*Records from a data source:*
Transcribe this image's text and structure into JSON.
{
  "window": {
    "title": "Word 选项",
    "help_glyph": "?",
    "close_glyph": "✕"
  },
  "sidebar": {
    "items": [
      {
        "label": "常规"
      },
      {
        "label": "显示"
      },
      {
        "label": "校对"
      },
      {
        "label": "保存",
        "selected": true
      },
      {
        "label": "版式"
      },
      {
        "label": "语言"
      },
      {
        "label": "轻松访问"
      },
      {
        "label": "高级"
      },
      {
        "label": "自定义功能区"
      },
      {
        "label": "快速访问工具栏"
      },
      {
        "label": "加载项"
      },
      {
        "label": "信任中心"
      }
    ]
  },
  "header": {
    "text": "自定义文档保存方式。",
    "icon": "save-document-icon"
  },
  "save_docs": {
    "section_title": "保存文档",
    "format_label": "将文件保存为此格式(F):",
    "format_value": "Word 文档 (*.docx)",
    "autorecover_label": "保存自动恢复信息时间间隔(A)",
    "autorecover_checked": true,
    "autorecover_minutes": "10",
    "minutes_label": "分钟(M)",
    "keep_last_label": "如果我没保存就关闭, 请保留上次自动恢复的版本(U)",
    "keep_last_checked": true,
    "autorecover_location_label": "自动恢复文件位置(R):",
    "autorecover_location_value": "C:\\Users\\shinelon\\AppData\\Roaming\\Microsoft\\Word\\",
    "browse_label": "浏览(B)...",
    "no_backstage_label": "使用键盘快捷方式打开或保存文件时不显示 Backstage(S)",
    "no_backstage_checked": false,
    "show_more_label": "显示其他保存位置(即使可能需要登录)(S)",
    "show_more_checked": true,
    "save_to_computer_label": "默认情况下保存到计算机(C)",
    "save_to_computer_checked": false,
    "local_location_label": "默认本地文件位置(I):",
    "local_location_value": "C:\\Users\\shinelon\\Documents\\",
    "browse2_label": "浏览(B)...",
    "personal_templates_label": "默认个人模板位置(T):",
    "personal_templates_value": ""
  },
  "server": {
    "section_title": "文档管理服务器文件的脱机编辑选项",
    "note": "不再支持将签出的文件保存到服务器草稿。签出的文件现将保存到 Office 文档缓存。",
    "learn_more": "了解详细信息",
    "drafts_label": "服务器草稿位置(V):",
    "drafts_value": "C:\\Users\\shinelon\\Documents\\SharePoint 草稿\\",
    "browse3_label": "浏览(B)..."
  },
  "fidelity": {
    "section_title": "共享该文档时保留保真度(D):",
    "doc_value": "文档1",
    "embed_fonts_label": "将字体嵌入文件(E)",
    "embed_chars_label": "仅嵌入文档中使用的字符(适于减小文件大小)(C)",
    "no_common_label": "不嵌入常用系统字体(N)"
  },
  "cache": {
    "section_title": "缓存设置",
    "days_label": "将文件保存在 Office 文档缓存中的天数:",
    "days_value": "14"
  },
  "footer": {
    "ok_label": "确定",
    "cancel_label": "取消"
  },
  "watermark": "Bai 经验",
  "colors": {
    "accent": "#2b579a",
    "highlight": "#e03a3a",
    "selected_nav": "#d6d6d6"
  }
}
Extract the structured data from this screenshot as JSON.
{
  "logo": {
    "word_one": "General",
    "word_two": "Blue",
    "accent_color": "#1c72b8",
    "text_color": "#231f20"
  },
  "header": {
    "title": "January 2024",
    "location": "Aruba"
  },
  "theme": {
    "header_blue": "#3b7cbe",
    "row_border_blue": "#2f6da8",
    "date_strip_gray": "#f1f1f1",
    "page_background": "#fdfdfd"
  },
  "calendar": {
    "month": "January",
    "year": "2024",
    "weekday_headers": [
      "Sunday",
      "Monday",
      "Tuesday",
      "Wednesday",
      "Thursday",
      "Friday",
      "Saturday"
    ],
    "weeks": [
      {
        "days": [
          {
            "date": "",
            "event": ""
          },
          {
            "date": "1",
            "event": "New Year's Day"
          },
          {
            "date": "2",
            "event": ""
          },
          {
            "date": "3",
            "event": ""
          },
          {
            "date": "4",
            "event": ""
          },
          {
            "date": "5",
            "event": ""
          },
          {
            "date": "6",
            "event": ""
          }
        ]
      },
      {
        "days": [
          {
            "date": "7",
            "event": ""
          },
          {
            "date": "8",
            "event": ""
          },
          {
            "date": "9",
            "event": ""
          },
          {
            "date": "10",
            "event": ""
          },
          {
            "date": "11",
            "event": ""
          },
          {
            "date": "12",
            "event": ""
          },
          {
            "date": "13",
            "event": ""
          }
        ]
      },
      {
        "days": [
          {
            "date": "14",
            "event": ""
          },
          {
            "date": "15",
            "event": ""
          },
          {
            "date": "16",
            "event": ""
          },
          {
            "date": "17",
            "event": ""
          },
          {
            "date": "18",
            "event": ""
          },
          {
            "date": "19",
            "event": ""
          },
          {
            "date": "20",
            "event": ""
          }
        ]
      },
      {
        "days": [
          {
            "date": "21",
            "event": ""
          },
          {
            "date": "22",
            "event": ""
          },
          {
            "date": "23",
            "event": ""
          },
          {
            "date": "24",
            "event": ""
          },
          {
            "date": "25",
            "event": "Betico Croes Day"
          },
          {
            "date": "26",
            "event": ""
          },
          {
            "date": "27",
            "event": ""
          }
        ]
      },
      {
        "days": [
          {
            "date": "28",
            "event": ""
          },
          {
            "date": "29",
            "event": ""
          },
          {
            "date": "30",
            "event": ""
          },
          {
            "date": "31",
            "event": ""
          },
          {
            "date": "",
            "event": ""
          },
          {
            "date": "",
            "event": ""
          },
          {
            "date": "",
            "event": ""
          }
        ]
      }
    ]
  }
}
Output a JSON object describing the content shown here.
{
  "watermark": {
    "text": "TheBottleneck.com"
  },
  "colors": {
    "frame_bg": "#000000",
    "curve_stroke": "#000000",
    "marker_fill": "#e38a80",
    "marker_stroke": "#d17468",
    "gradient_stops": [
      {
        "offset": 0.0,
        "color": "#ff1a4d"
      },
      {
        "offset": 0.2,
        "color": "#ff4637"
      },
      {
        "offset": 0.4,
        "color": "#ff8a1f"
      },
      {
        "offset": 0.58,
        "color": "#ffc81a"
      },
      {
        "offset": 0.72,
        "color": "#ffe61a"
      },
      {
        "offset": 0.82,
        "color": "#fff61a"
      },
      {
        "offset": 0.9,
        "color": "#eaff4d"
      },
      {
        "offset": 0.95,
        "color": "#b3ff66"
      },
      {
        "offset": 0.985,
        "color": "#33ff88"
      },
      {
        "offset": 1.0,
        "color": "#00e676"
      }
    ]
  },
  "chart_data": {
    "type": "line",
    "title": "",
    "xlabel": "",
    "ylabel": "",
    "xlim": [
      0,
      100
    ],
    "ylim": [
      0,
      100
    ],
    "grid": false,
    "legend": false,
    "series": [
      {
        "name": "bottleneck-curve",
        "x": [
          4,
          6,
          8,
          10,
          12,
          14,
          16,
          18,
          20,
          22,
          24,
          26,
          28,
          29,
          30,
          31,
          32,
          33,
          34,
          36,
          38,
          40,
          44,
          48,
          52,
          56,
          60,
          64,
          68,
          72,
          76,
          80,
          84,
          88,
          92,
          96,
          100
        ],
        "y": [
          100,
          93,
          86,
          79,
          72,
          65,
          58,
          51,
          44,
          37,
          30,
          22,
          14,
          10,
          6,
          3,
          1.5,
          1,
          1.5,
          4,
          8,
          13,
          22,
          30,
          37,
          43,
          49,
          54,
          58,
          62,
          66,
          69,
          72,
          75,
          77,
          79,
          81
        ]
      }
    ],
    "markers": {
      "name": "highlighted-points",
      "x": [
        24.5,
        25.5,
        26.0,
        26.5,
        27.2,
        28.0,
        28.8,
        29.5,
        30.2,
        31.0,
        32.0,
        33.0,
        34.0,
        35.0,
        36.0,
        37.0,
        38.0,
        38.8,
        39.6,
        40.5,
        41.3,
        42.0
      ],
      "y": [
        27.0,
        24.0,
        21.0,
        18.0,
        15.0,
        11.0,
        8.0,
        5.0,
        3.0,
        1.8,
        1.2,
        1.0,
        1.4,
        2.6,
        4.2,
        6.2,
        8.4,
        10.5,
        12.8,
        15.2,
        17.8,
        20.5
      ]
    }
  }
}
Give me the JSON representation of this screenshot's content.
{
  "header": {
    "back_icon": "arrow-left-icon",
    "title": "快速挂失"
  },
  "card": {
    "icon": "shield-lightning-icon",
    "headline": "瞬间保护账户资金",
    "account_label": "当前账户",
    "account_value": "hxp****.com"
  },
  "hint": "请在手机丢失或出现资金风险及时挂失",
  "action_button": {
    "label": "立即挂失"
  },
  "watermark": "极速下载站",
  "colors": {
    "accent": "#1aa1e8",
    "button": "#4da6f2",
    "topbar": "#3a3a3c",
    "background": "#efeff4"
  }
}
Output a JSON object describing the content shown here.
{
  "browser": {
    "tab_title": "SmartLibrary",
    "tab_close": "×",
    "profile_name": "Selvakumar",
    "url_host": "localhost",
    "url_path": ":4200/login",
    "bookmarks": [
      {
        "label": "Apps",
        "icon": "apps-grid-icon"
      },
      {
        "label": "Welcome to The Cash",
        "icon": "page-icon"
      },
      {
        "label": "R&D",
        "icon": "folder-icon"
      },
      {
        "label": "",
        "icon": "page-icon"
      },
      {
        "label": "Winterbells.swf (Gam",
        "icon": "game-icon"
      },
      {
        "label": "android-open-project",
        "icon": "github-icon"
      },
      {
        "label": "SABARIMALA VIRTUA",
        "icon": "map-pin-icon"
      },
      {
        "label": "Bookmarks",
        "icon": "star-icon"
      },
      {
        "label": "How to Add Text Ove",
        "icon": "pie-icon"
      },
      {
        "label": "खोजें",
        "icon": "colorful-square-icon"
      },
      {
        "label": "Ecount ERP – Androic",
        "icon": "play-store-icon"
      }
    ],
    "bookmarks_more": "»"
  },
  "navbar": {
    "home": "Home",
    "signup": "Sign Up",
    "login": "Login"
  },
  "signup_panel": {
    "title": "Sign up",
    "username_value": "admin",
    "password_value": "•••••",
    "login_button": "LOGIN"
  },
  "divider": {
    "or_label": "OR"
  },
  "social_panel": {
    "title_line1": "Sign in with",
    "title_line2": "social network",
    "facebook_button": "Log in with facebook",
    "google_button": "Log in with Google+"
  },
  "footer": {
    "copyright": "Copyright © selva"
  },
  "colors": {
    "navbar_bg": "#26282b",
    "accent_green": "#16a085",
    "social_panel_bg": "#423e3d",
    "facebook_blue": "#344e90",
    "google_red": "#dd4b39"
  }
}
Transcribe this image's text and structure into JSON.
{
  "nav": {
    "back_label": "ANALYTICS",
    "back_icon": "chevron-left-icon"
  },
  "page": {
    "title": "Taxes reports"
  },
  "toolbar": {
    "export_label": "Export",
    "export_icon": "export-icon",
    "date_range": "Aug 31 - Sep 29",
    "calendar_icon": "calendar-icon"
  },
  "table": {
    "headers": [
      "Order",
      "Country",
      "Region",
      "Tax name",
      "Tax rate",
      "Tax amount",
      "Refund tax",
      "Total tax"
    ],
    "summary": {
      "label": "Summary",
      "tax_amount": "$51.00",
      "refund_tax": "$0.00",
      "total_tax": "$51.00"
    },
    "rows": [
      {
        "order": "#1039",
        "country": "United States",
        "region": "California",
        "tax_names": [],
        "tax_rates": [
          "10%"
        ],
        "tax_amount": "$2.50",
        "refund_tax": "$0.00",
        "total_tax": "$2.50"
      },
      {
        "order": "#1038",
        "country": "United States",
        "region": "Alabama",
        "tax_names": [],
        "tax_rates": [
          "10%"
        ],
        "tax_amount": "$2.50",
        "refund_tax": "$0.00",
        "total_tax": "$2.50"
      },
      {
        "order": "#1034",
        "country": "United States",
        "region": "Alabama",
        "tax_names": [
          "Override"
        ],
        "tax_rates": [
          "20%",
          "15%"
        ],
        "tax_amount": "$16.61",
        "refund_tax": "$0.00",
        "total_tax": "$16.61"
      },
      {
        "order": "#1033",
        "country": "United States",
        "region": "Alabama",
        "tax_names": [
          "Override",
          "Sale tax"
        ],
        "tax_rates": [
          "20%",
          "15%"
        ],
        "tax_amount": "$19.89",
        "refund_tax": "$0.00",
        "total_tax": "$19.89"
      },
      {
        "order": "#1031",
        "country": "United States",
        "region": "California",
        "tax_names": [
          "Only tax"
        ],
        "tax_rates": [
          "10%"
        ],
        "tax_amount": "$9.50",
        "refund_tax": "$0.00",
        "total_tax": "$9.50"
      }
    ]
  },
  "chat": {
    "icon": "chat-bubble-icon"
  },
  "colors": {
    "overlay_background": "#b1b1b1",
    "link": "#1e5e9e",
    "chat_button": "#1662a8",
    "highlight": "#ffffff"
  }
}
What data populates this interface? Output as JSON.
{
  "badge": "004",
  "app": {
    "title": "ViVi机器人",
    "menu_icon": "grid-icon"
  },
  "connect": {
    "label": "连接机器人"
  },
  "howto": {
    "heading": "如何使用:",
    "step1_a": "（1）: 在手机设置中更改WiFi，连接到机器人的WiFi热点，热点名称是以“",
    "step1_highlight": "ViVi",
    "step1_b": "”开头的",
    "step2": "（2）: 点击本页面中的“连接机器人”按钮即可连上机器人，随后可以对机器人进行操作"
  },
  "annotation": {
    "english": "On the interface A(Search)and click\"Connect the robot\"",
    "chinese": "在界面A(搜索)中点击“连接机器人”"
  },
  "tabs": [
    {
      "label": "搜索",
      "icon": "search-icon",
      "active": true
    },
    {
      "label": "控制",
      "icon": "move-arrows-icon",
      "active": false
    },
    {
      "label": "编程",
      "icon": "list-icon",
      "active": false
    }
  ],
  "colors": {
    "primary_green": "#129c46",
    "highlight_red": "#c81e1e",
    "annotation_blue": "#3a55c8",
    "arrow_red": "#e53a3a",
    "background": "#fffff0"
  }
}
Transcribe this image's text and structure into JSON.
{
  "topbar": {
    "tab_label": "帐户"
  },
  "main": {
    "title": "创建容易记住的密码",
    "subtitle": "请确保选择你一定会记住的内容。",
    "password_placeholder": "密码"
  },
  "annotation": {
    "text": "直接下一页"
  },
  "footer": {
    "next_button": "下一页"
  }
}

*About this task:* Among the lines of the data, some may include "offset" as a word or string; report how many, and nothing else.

*Exercise response:* 10